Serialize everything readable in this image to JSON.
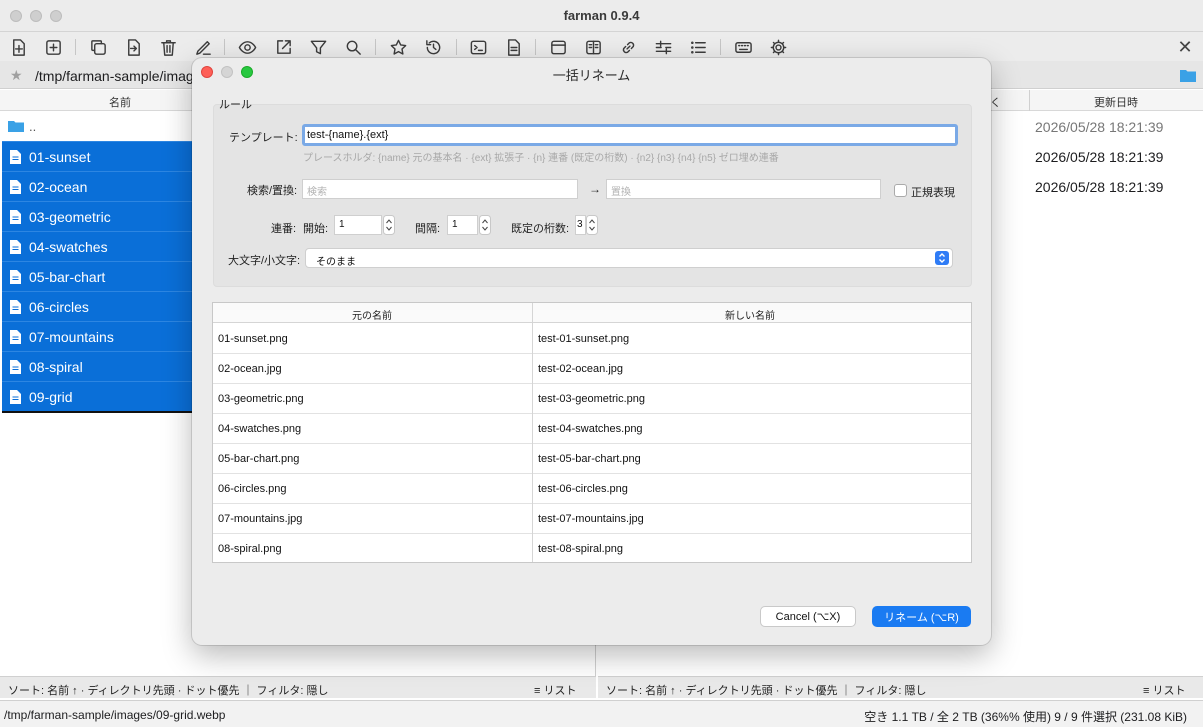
{
  "window": {
    "title": "farman 0.9.4"
  },
  "toolbar": {
    "icons": [
      "new-file-icon",
      "new-folder-icon",
      "copy-icon",
      "move-icon",
      "trash-icon",
      "rename-icon",
      "view-icon",
      "open-external-icon",
      "filter-icon",
      "search-icon",
      "bookmark-icon",
      "history-icon",
      "terminal-icon",
      "document-icon",
      "layout-icon",
      "book-icon",
      "link-icon",
      "compare-icon",
      "list-icon",
      "keyboard-icon",
      "gear-icon"
    ],
    "close_glyph": "✕"
  },
  "left_pane": {
    "path": "/tmp/farman-sample/images",
    "column_name": "名前",
    "parent": "..",
    "items": [
      "01-sunset",
      "02-ocean",
      "03-geometric",
      "04-swatches",
      "05-bar-chart",
      "06-circles",
      "07-mountains",
      "08-spiral",
      "09-grid"
    ],
    "footer": "ソート: 名前 ↑ · ディレクトリ先頭 · ドット優先 ｜ フィルタ: 隠し",
    "view_label": "≡ リスト"
  },
  "right_pane": {
    "column_date": "更新日時",
    "dates": [
      "2026/05/28 18:21:39",
      "2026/05/28 18:21:39",
      "2026/05/28 18:21:39"
    ],
    "footer": "ソート: 名前 ↑ · ディレクトリ先頭 · ドット優先 ｜ フィルタ: 隠し",
    "view_label": "≡ リスト"
  },
  "status_bar": {
    "path": "/tmp/farman-sample/images/09-grid.webp",
    "info": "空き 1.1 TB / 全 2 TB (36%% 使用)  9 / 9 件選択 (231.08 KiB)"
  },
  "dialog": {
    "title": "一括リネーム",
    "rule_label": "ルール",
    "template_label": "テンプレート:",
    "template_value": "test-{name}.{ext}",
    "placeholder_hint": "プレースホルダ: {name} 元の基本名 · {ext} 拡張子 · {n} 連番 (既定の桁数) · {n2} {n3} {n4} {n5} ゼロ埋め連番",
    "search_replace_label": "検索/置換:",
    "search_placeholder": "検索",
    "arrow": "→",
    "replace_placeholder": "置換",
    "regex_label": "正規表現",
    "sequence_label": "連番:",
    "start_label": "開始:",
    "start_value": "1",
    "step_label": "間隔:",
    "step_value": "1",
    "digits_label": "既定の桁数:",
    "digits_value": "3",
    "case_label": "大文字/小文字:",
    "case_value": "そのまま",
    "table": {
      "col_original": "元の名前",
      "col_new": "新しい名前",
      "rows": [
        [
          "01-sunset.png",
          "test-01-sunset.png"
        ],
        [
          "02-ocean.jpg",
          "test-02-ocean.jpg"
        ],
        [
          "03-geometric.png",
          "test-03-geometric.png"
        ],
        [
          "04-swatches.png",
          "test-04-swatches.png"
        ],
        [
          "05-bar-chart.png",
          "test-05-bar-chart.png"
        ],
        [
          "06-circles.png",
          "test-06-circles.png"
        ],
        [
          "07-mountains.jpg",
          "test-07-mountains.jpg"
        ],
        [
          "08-spiral.png",
          "test-08-spiral.png"
        ]
      ]
    },
    "cancel_label": "Cancel (⌥X)",
    "ok_label": "リネーム (⌥R)",
    "accent_color": "#1a7bf2"
  }
}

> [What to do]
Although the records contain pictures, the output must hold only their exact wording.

> [Solution to the exercise]
Serialize everything readable in this image to JSON.
{
  "window": {
    "title": "farman 0.9.4"
  },
  "toolbar": {
    "icons": [
      "new-file-icon",
      "new-folder-icon",
      "copy-icon",
      "move-icon",
      "trash-icon",
      "rename-icon",
      "view-icon",
      "open-external-icon",
      "filter-icon",
      "search-icon",
      "bookmark-icon",
      "history-icon",
      "terminal-icon",
      "document-icon",
      "layout-icon",
      "book-icon",
      "link-icon",
      "compare-icon",
      "list-icon",
      "keyboard-icon",
      "gear-icon"
    ],
    "close_glyph": "✕"
  },
  "left_pane": {
    "path": "/tmp/farman-sample/images",
    "column_name": "名前",
    "parent": "..",
    "items": [
      "01-sunset",
      "02-ocean",
      "03-geometric",
      "04-swatches",
      "05-bar-chart",
      "06-circles",
      "07-mountains",
      "08-spiral",
      "09-grid"
    ],
    "footer": "ソート: 名前 ↑ · ディレクトリ先頭 · ドット優先 ｜ フィルタ: 隠し",
    "view_label": "≡ リスト"
  },
  "right_pane": {
    "column_date": "更新日時",
    "dates": [
      "2026/05/28 18:21:39",
      "2026/05/28 18:21:39",
      "2026/05/28 18:21:39"
    ],
    "footer": "ソート: 名前 ↑ · ディレクトリ先頭 · ドット優先 ｜ フィルタ: 隠し",
    "view_label": "≡ リスト"
  },
  "status_bar": {
    "path": "/tmp/farman-sample/images/09-grid.webp",
    "info": "空き 1.1 TB / 全 2 TB (36%% 使用)  9 / 9 件選択 (231.08 KiB)"
  },
  "dialog": {
    "title": "一括リネーム",
    "rule_label": "ルール",
    "template_label": "テンプレート:",
    "template_value": "test-{name}.{ext}",
    "placeholder_hint": "プレースホルダ: {name} 元の基本名 · {ext} 拡張子 · {n} 連番 (既定の桁数) · {n2} {n3} {n4} {n5} ゼロ埋め連番",
    "search_replace_label": "検索/置換:",
    "search_placeholder": "検索",
    "arrow": "→",
    "replace_placeholder": "置換",
    "regex_label": "正規表現",
    "sequence_label": "連番:",
    "start_label": "開始:",
    "start_value": "1",
    "step_label": "間隔:",
    "step_value": "1",
    "digits_label": "既定の桁数:",
    "digits_value": "3",
    "case_label": "大文字/小文字:",
    "case_value": "そのまま",
    "table": {
      "col_original": "元の名前",
      "col_new": "新しい名前",
      "rows": [
        [
          "01-sunset.png",
          "test-01-sunset.png"
        ],
        [
          "02-ocean.jpg",
          "test-02-ocean.jpg"
        ],
        [
          "03-geometric.png",
          "test-03-geometric.png"
        ],
        [
          "04-swatches.png",
          "test-04-swatches.png"
        ],
        [
          "05-bar-chart.png",
          "test-05-bar-chart.png"
        ],
        [
          "06-circles.png",
          "test-06-circles.png"
        ],
        [
          "07-mountains.jpg",
          "test-07-mountains.jpg"
        ],
        [
          "08-spiral.png",
          "test-08-spiral.png"
        ]
      ]
    },
    "cancel_label": "Cancel (⌥X)",
    "ok_label": "リネーム (⌥R)",
    "accent_color": "#1a7bf2"
  }
}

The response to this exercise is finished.